Assignment: A verbatim repetition of the data below is requested, without images.

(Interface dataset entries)
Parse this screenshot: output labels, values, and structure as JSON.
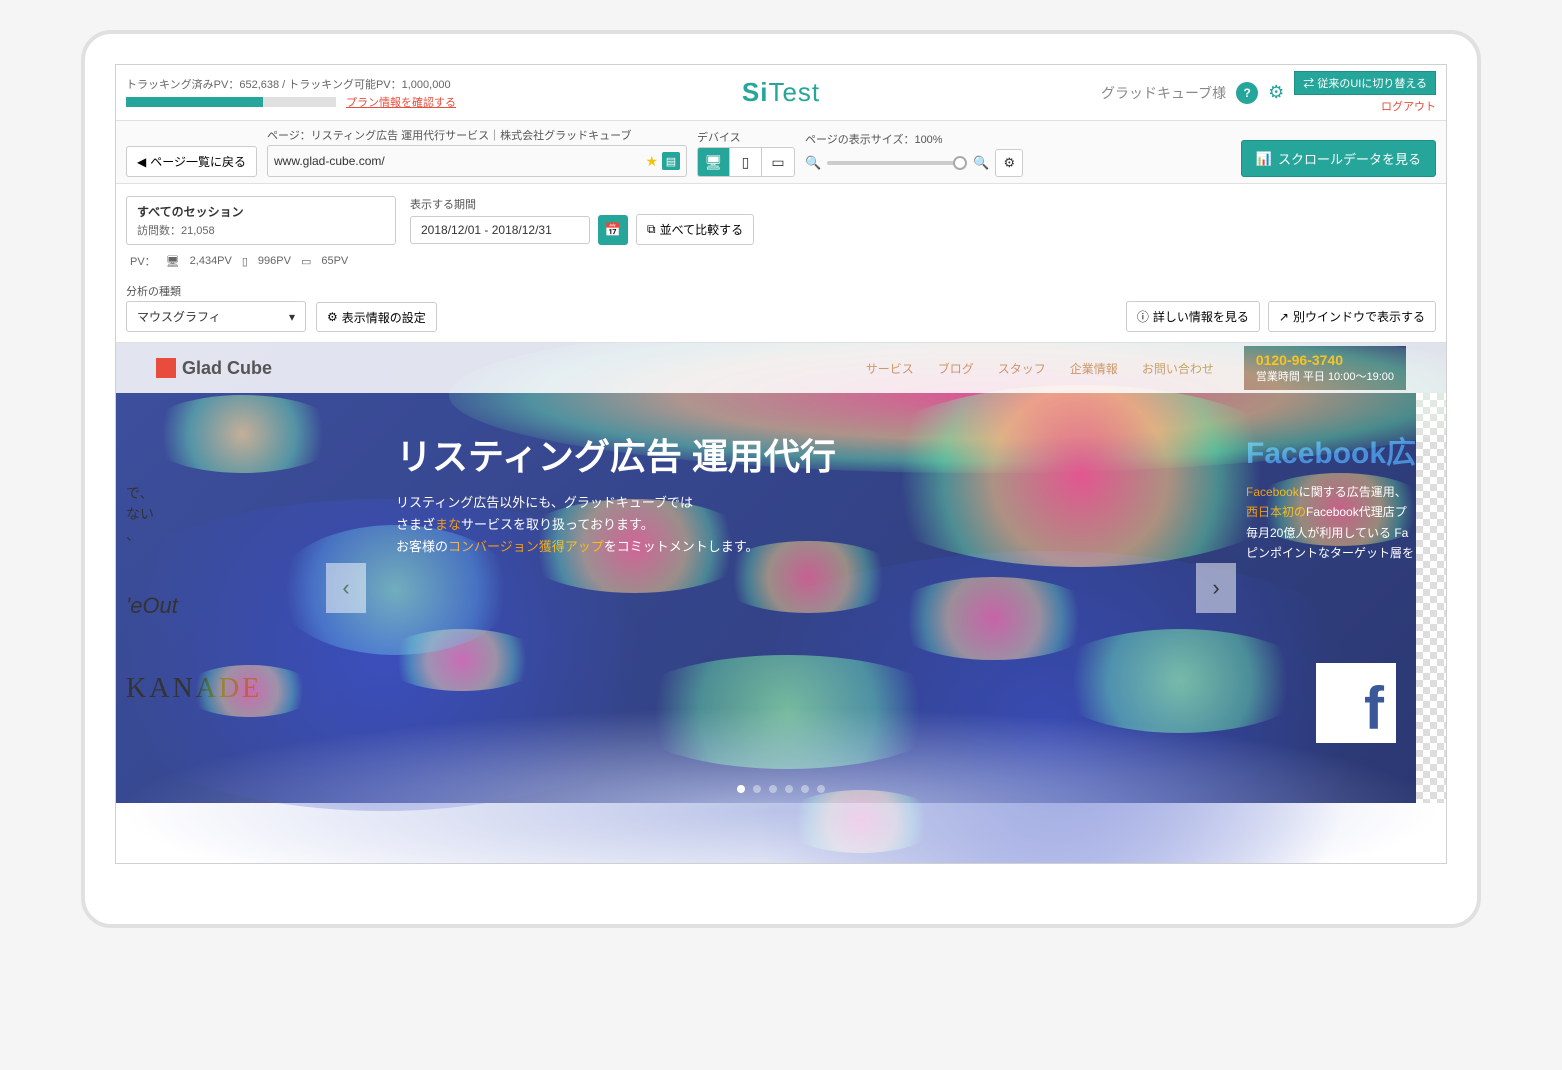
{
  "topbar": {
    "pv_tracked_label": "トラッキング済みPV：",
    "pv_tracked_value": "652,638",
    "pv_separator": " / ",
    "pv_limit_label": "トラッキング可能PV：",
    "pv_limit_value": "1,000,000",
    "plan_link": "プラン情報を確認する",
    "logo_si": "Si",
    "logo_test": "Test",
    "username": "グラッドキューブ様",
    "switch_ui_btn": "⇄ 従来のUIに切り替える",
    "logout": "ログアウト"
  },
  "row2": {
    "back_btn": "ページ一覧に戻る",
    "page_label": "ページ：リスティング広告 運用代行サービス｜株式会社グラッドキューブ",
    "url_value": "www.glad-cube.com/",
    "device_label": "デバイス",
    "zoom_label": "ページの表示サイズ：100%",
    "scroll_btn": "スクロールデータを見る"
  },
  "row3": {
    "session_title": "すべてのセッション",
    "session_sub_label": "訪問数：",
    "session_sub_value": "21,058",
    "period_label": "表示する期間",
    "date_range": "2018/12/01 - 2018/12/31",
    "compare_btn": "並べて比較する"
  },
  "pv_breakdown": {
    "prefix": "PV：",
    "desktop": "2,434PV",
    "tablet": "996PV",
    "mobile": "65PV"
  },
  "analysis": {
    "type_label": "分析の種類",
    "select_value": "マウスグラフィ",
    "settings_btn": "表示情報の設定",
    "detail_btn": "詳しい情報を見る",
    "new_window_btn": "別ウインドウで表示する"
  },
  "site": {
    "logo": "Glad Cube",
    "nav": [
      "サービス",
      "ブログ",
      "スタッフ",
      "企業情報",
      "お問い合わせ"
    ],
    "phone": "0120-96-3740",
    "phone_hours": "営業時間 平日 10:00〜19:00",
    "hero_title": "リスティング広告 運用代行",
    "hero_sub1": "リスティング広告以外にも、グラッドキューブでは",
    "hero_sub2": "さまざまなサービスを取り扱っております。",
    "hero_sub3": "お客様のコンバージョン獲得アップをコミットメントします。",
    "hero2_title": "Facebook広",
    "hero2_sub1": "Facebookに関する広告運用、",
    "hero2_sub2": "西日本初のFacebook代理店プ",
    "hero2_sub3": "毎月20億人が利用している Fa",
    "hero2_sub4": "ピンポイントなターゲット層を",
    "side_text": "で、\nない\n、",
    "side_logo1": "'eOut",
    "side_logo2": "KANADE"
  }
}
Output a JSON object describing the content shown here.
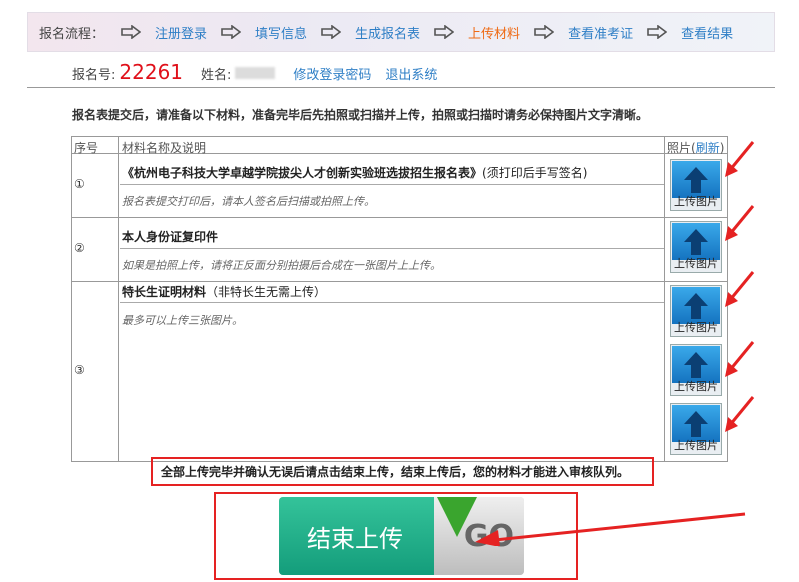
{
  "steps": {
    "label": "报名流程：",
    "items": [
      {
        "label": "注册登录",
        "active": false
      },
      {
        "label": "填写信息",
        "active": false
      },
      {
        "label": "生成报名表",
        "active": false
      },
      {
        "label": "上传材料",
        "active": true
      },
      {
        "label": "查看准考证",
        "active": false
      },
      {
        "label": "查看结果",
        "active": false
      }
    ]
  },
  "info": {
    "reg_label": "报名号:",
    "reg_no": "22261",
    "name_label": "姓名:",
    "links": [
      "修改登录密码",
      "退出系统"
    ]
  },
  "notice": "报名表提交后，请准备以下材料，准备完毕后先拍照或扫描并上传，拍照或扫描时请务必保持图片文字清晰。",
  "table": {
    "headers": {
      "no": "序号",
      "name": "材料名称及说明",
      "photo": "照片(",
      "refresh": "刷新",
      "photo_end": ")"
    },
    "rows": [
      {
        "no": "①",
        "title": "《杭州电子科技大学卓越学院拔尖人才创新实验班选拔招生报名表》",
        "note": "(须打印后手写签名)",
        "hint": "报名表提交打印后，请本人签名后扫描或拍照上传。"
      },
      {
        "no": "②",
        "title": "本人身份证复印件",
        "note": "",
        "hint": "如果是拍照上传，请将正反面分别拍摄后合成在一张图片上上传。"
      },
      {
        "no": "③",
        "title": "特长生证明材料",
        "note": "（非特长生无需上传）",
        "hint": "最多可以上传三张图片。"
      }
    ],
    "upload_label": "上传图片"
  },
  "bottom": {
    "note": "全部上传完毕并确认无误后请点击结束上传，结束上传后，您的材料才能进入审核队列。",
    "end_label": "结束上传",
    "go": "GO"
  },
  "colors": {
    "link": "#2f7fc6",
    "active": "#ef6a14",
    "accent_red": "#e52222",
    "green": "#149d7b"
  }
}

Answer area:
Parse this screenshot: output labels, values, and structure as JSON.
{
  "topbar": {
    "pv_tracked_label": "トラッキング済みPV：",
    "pv_tracked_value": "652,638",
    "pv_separator": " / ",
    "pv_limit_label": "トラッキング可能PV：",
    "pv_limit_value": "1,000,000",
    "plan_link": "プラン情報を確認する",
    "logo_si": "Si",
    "logo_test": "Test",
    "username": "グラッドキューブ様",
    "switch_ui_btn": "⇄ 従来のUIに切り替える",
    "logout": "ログアウト"
  },
  "row2": {
    "back_btn": "ページ一覧に戻る",
    "page_label": "ページ：リスティング広告 運用代行サービス｜株式会社グラッドキューブ",
    "url_value": "www.glad-cube.com/",
    "device_label": "デバイス",
    "zoom_label": "ページの表示サイズ：100%",
    "scroll_btn": "スクロールデータを見る"
  },
  "row3": {
    "session_title": "すべてのセッション",
    "session_sub_label": "訪問数：",
    "session_sub_value": "21,058",
    "period_label": "表示する期間",
    "date_range": "2018/12/01 - 2018/12/31",
    "compare_btn": "並べて比較する"
  },
  "pv_breakdown": {
    "prefix": "PV：",
    "desktop": "2,434PV",
    "tablet": "996PV",
    "mobile": "65PV"
  },
  "analysis": {
    "type_label": "分析の種類",
    "select_value": "マウスグラフィ",
    "settings_btn": "表示情報の設定",
    "detail_btn": "詳しい情報を見る",
    "new_window_btn": "別ウインドウで表示する"
  },
  "site": {
    "logo": "Glad Cube",
    "nav": [
      "サービス",
      "ブログ",
      "スタッフ",
      "企業情報",
      "お問い合わせ"
    ],
    "phone": "0120-96-3740",
    "phone_hours": "営業時間 平日 10:00〜19:00",
    "hero_title": "リスティング広告 運用代行",
    "hero_sub1": "リスティング広告以外にも、グラッドキューブでは",
    "hero_sub2": "さまざまなサービスを取り扱っております。",
    "hero_sub3": "お客様のコンバージョン獲得アップをコミットメントします。",
    "hero2_title": "Facebook広",
    "hero2_sub1": "Facebookに関する広告運用、",
    "hero2_sub2": "西日本初のFacebook代理店プ",
    "hero2_sub3": "毎月20億人が利用している Fa",
    "hero2_sub4": "ピンポイントなターゲット層を",
    "side_text": "で、\nない\n、",
    "side_logo1": "'eOut",
    "side_logo2": "KANADE"
  }
}
Output a JSON object describing the content shown here.
{
  "steps": {
    "label": "报名流程：",
    "items": [
      {
        "label": "注册登录",
        "active": false
      },
      {
        "label": "填写信息",
        "active": false
      },
      {
        "label": "生成报名表",
        "active": false
      },
      {
        "label": "上传材料",
        "active": true
      },
      {
        "label": "查看准考证",
        "active": false
      },
      {
        "label": "查看结果",
        "active": false
      }
    ]
  },
  "info": {
    "reg_label": "报名号:",
    "reg_no": "22261",
    "name_label": "姓名:",
    "links": [
      "修改登录密码",
      "退出系统"
    ]
  },
  "notice": "报名表提交后，请准备以下材料，准备完毕后先拍照或扫描并上传，拍照或扫描时请务必保持图片文字清晰。",
  "table": {
    "headers": {
      "no": "序号",
      "name": "材料名称及说明",
      "photo": "照片(",
      "refresh": "刷新",
      "photo_end": ")"
    },
    "rows": [
      {
        "no": "①",
        "title": "《杭州电子科技大学卓越学院拔尖人才创新实验班选拔招生报名表》",
        "note": "(须打印后手写签名)",
        "hint": "报名表提交打印后，请本人签名后扫描或拍照上传。"
      },
      {
        "no": "②",
        "title": "本人身份证复印件",
        "note": "",
        "hint": "如果是拍照上传，请将正反面分别拍摄后合成在一张图片上上传。"
      },
      {
        "no": "③",
        "title": "特长生证明材料",
        "note": "（非特长生无需上传）",
        "hint": "最多可以上传三张图片。"
      }
    ],
    "upload_label": "上传图片"
  },
  "bottom": {
    "note": "全部上传完毕并确认无误后请点击结束上传，结束上传后，您的材料才能进入审核队列。",
    "end_label": "结束上传",
    "go": "GO"
  },
  "colors": {
    "link": "#2f7fc6",
    "active": "#ef6a14",
    "accent_red": "#e52222",
    "green": "#149d7b"
  }
}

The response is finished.